The industry body is working to educate its members about potential conflicts in such transactions, says chief executive Steven Nelson.

The Institutional Limited Partners Association is evaluating risks associated with GP-led secondaries transactions with a view to offering guidance to its members.

In an exclusive interview with sister title Private Equity International, ILPA’s new chief executive Steven Nelson said the industry body’s increased focus on this part of the market has come at the behest of its members.

GP-led secondaries transactions are increasingly on LPs’ – and the US Securities and Exchange Commission’s – radars. In the last year several high-profile fund managers have taken advantage of the secondaries market to restructure older funds, with that part of the market reaching $14 billion last year, according to data from advisory firm Greenhill.

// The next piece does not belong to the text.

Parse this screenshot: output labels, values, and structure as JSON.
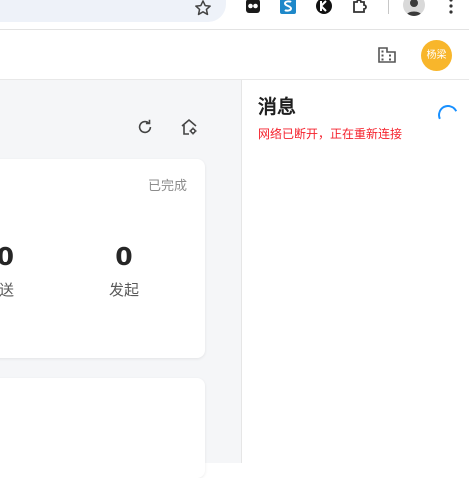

As with credit line usage, this is an emerging issue that has split the industry both along GP-LP lines and also among LPs with different agendas.

In February ILPA organised a webinar for its members on GP-led fund recapitalisations as a direct result of LPs’ interest in the issue.

“Our focus has been on how to evaluate the risks associated with GP-led transactions, how to be sure LPs are identifying the right sort of information they should be requesting in order to make an informed decision, and – stating the obvious – being aware of and sensitive to potential conflicts that can exist in those types of transactions,” Nelson said.

“It’s something we’ve spent time on already and I suspect it’s an area where there’ll be more to come.”

The work ILPA did to spell out best practice on subscription credit facilities and highlight the right questions for LPs to ask their managers undoubtedly moved the debate forward and promoted open discussion.

Understandably the guidelines were not glowingly received by every participant in the market; one common complaint among GPs is that any sort of standardisation undermines the idiosyncratic nature of private funds. But the document was not designed to win friends among GPs, so grumbles of “one size not fitting all” do not necessarily hit home. Instead it is about educating LP members.

The association is likely to issue guidance on fund restructurings and this, too, probably won’t be greeted with universal warmth. Nelson’s reputed consensus-building reputation, as well as his technical nous, will be tested.

– Isobel Markham contributed to this report.